In this light, it makes sense that the original plan was to shoot a straight-up documentary made up of unrelated scenes. But the project eventually developed into something more fluid: “In the end, it became shades of grey. What are you seeing? Is it a documentary or fiction?” As it turns out, the lines even blurred on the level of the acting. “There are quite a few trained actors in the film, but most of them are not professional actors today. Whenever you hear a name, it’s the actual name of the person in front of the camera. Some of the trained actors actually play themselves. For example, the greenhouse farmer is actually a farmer.”
Rúnarsson has used first-time actors in previous films, and describes his philosophy on acting which informed these choices: “I’m a firm believer in that all of us can act or exist in situations. We all have a spectrum of emotions that we can project from. The better an actor you are, the bigger that spectrum is. If you can’t be yourself, then you have tools to portray something that doesn’t come naturally to you. It’s about finding a person’s spectrum and not insisting that they portray something outside of that.“
Echo‘s seasonal setting was not part of the original plan, but he found it helped him shape the film. “The Christmastime setting became a sort of amplifier. In the holiday season, lines become sharper; there are more social demands on our behaviour. Whether they like the season or not, people more aware of their surroundings. I stumbled upon this idea and thought it would benefit every scene.“
The title refers to what the writer-director wanted to show: “echoes of postmodern society“. But there are ample references to current political, social, and economic issues specific to Iceland. Asked about the degree to which Echo is about his home country, he says: “We’re on the edge of the Western world, and we barely manage to be a part of Western society. There are some nuances that come with giving a film a national identity but it still represents Western society and human emotions. I think most situations in the film could happen in any other Western country. Locating it in Iceland gives it a sense of identity and some flair.” Like his other films, Echo has several scenes that feature churchgoing people and clergy in a respectful way, despite the fact that Iceland and the rest of Scandinavia famously have low religiosity and church attendance. But Rúnarsson stresses the importance of religious beliefs in shaping Western society at large, believing Christian values “are a big part of our daily life, whether we realise it or not“.

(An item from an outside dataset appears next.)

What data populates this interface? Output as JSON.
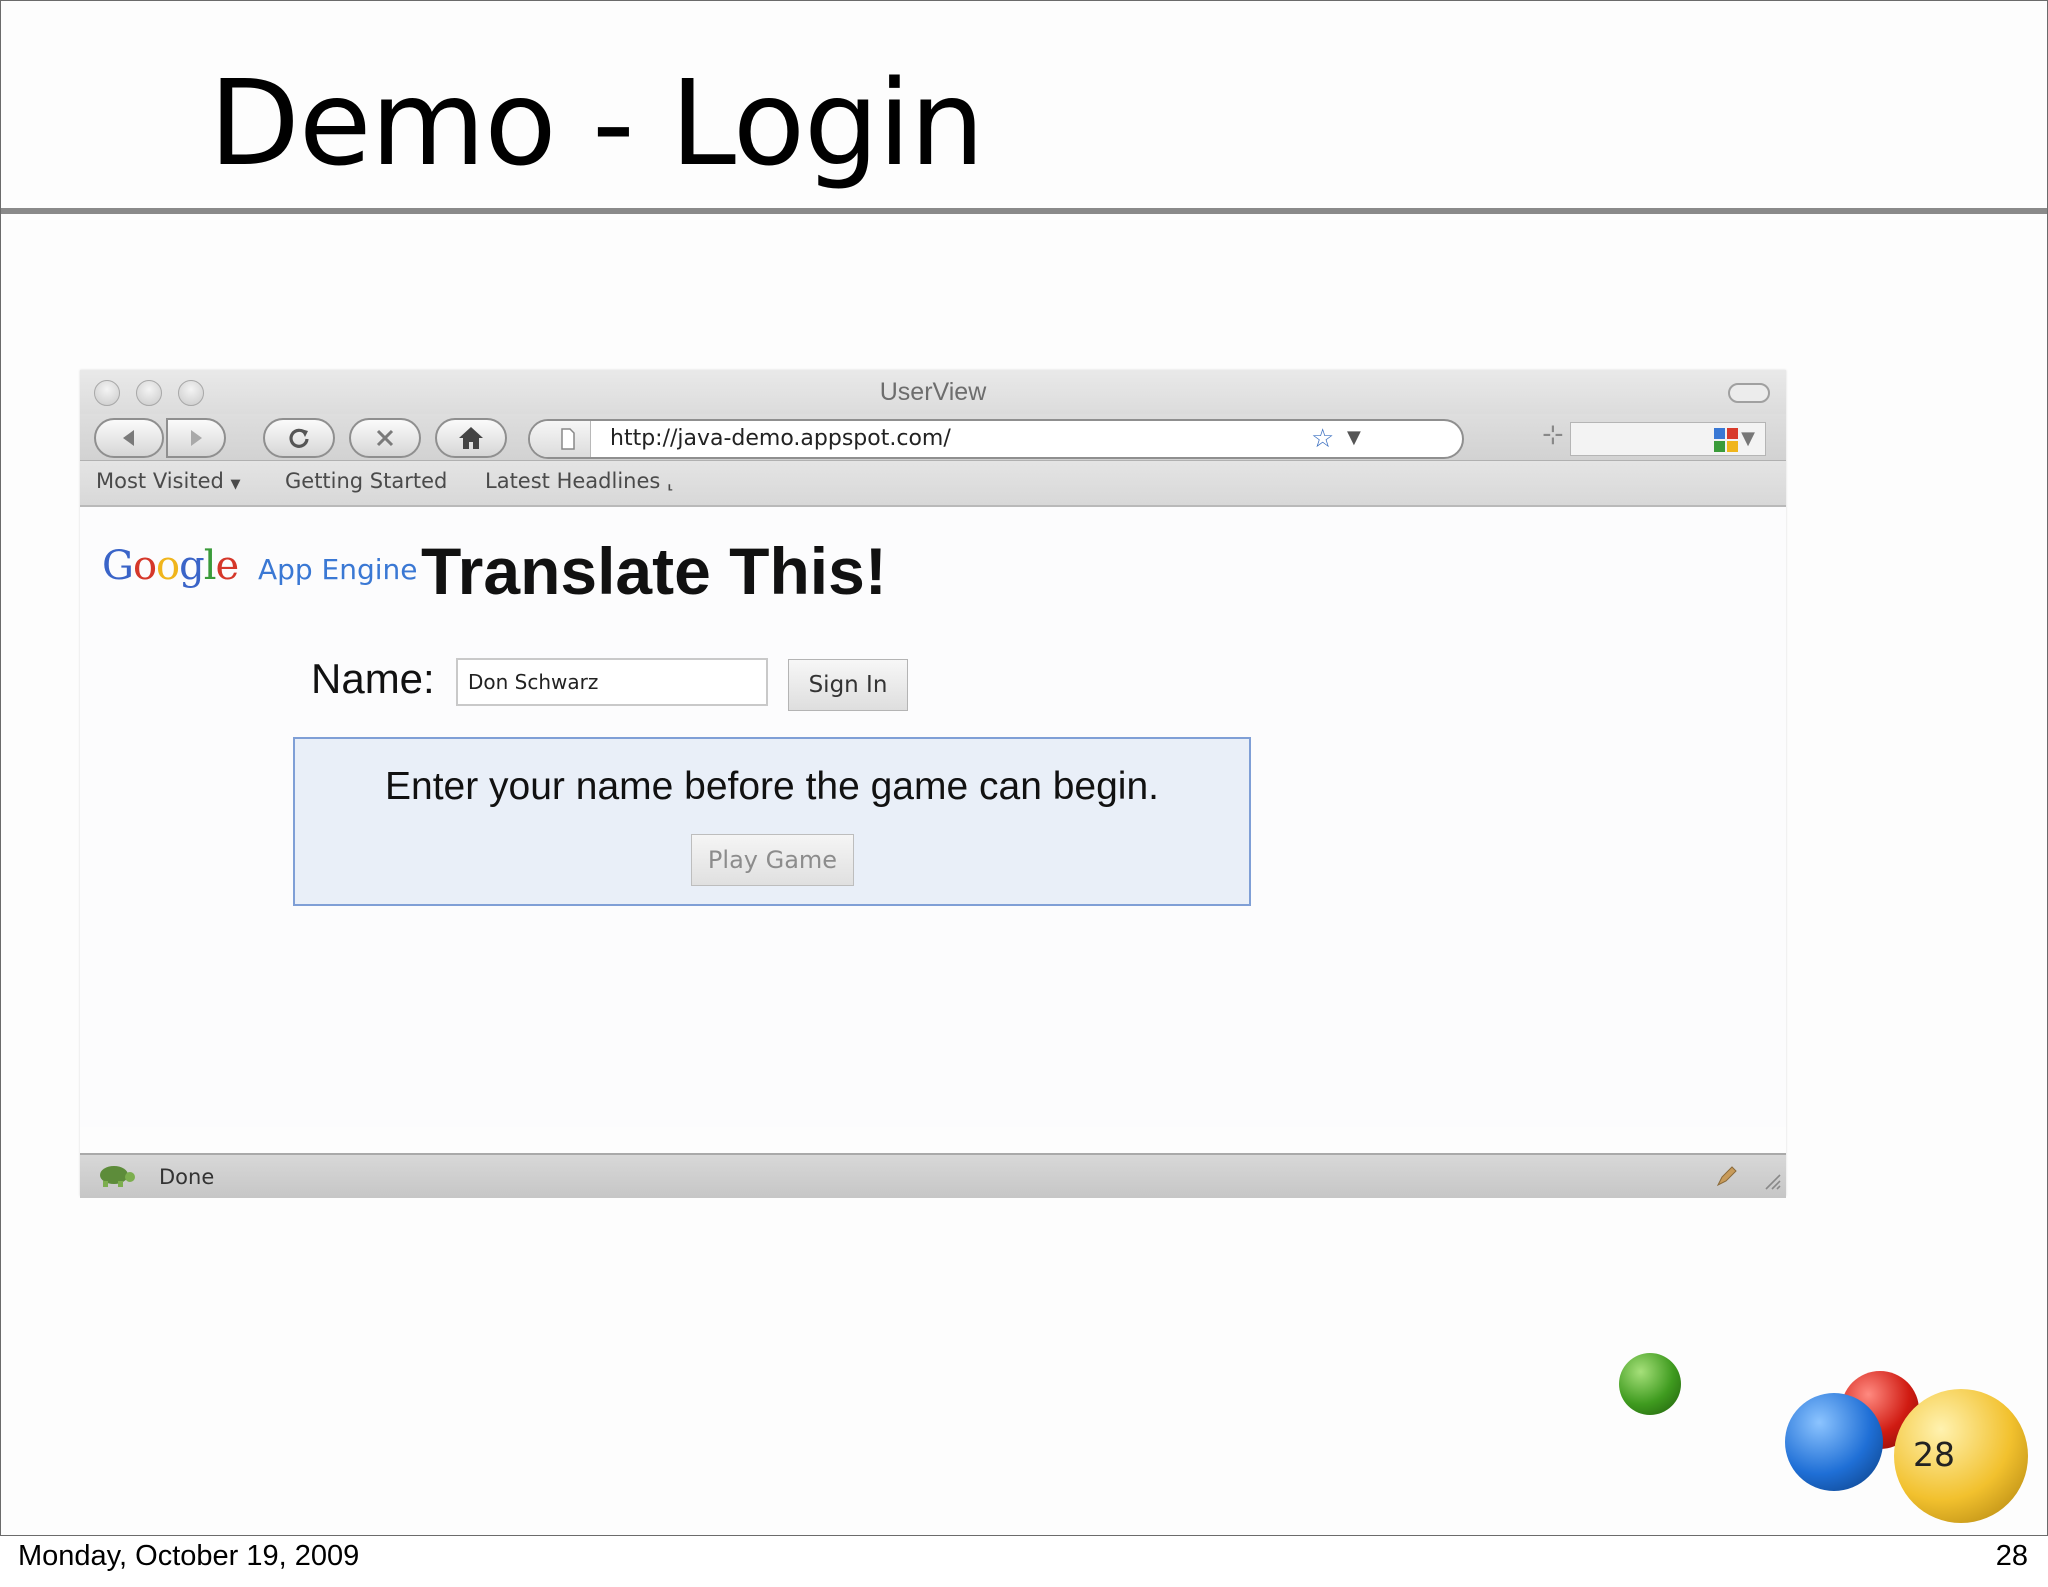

There is ample proof in recent world cinema that a formalist strategy for a take on modern can easily lead to partial or complete pretentiousness. The pitfall didn’t worry Rúnarsson. “My main working rule is to always try to be sincere. Maybe it sounds narcissistic, but the people in front of the camera represent me, one way or another. Sometimes what you see is based on my own experiences or those of the people I love. In general, there is more than one angle to a situation. Something beautiful can have sadness to it as well. Often in films, the lines are drawn so sharply. If we try to be truthful to ourselves and the situations we portray, we’re minimising pretentiousness.“
As for Kjartan Sveinsson’s music, it turns out the choice for the opera, which exists independently of the film, was borne of both preference and economical consideration. “Sometimes I use his music, often unreleased work, as temp music while he’s working on a new composition. But I never use music unless I know I can use it in the end. This time, it was a perfect fit. And it’s a big score; I could never have afforded to record a full orchestra for a film budgeted at 1 million Euros. There was no reason to replace something that’s perfect.“
Echo is currently touring the international festival circuit and will premiere in Iceland on 29 November.